Assignment:
Identify all lines in the data containing the string "title". Copy them out.

☆ ☆ ☆

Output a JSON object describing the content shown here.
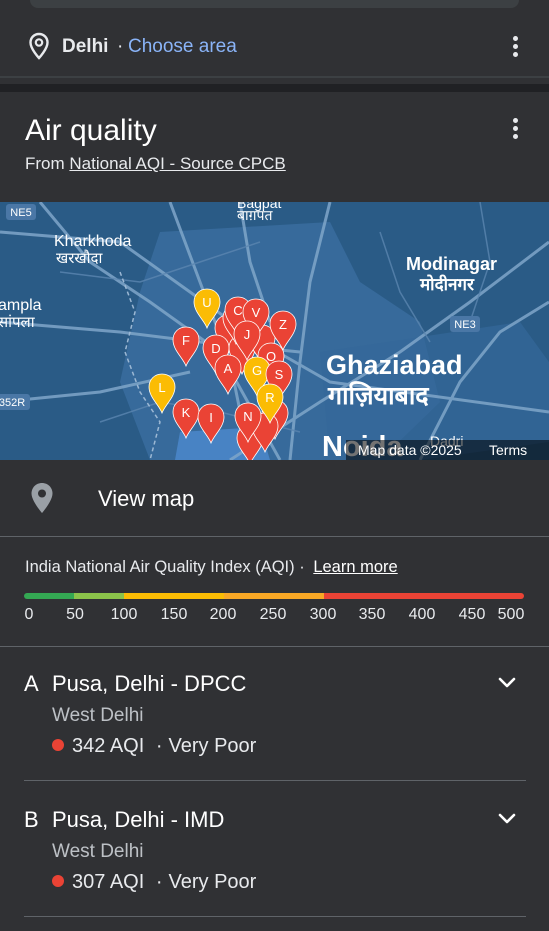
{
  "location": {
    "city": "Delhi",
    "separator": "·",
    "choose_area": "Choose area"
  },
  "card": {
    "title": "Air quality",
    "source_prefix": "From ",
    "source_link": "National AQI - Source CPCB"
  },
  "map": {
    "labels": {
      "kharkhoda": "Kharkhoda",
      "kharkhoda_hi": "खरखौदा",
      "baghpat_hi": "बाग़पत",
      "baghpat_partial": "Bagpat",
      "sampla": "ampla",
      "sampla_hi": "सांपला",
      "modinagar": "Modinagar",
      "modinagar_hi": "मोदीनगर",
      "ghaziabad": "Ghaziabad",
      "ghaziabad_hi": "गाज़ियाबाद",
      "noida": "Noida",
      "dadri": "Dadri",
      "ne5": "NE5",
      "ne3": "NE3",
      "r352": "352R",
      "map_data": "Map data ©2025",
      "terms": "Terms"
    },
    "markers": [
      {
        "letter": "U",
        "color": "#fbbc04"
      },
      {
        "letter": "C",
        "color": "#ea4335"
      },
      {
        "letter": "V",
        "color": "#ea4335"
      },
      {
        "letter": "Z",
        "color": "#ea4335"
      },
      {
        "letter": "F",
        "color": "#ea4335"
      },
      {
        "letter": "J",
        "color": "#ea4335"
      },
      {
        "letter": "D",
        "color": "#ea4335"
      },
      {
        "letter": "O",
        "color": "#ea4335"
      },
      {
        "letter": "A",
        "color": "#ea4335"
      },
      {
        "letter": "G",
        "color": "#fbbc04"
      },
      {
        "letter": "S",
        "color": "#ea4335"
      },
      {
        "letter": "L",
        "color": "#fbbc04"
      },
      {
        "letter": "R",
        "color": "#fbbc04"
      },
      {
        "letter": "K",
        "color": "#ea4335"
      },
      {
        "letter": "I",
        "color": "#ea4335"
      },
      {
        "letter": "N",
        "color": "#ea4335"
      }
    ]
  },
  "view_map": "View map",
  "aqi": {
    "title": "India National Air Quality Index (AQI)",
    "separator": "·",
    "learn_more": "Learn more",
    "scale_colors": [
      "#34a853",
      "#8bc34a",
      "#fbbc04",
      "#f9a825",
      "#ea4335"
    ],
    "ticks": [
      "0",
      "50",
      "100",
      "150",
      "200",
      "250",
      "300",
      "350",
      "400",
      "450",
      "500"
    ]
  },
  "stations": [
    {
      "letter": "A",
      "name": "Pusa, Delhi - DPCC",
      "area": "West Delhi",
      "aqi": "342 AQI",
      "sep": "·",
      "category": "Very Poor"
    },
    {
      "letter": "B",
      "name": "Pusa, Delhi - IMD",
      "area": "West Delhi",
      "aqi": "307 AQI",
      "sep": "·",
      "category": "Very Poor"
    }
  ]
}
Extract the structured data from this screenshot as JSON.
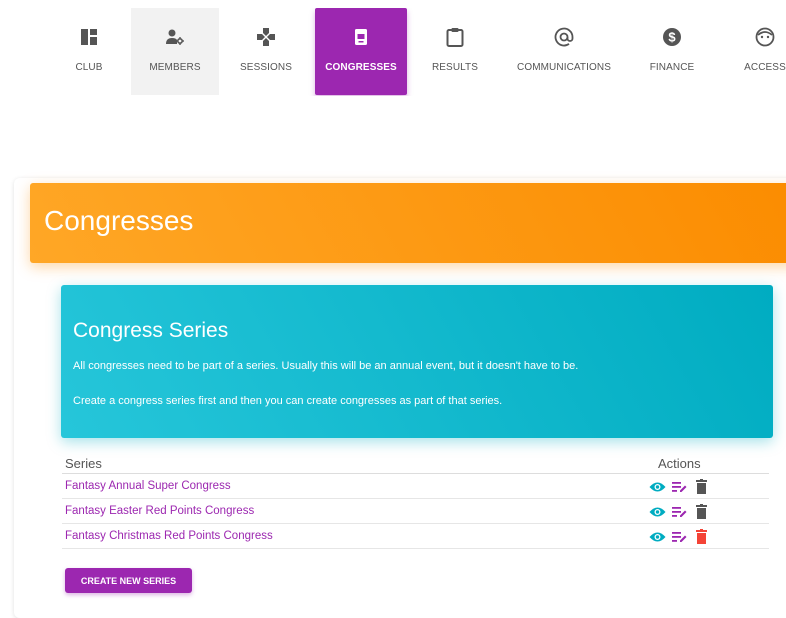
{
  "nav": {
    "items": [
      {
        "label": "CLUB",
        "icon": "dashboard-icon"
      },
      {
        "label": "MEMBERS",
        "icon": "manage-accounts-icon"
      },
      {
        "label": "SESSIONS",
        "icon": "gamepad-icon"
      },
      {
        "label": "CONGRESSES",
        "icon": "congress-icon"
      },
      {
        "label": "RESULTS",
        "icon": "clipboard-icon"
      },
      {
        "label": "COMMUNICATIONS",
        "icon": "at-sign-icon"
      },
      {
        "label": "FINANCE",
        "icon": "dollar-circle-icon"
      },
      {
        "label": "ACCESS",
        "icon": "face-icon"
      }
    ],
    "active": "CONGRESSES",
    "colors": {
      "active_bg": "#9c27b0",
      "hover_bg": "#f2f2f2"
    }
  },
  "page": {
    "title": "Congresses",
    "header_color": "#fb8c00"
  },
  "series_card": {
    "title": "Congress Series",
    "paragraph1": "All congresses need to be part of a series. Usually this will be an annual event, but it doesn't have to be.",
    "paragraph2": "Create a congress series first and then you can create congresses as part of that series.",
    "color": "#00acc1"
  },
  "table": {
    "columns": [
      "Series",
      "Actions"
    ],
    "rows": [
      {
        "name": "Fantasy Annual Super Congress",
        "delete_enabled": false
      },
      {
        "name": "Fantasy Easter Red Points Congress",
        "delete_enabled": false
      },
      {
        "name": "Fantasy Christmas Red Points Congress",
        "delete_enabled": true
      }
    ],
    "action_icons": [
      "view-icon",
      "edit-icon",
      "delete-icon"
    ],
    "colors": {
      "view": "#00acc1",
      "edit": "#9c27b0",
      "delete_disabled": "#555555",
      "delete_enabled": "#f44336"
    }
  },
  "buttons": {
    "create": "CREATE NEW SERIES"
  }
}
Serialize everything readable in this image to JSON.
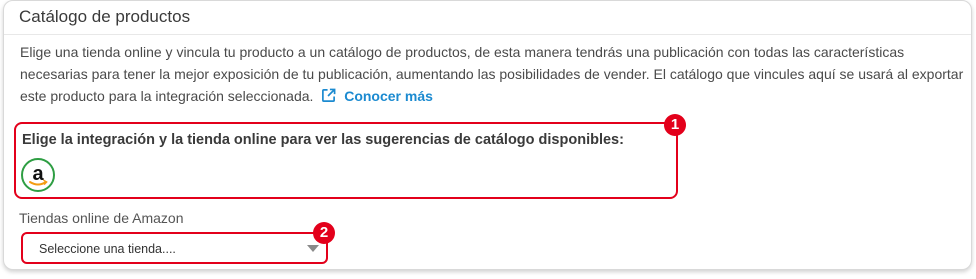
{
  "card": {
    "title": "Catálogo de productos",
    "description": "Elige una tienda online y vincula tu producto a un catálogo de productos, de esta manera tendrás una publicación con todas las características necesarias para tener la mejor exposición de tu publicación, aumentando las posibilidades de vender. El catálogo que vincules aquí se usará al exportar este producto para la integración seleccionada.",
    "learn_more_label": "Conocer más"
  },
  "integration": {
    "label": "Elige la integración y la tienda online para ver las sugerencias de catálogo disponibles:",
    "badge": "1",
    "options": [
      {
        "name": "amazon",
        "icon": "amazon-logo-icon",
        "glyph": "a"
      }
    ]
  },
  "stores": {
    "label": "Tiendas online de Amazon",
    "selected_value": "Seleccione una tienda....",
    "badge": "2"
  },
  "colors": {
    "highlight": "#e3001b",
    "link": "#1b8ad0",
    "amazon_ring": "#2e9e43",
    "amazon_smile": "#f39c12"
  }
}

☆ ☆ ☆

Solution for this problem:
    "title": "Air quality",
    "title": "India National Air Quality Index (AQI)",
    "title": "Congresses",
    "title": "Congress Series",
    "title": "Catálogo de productos",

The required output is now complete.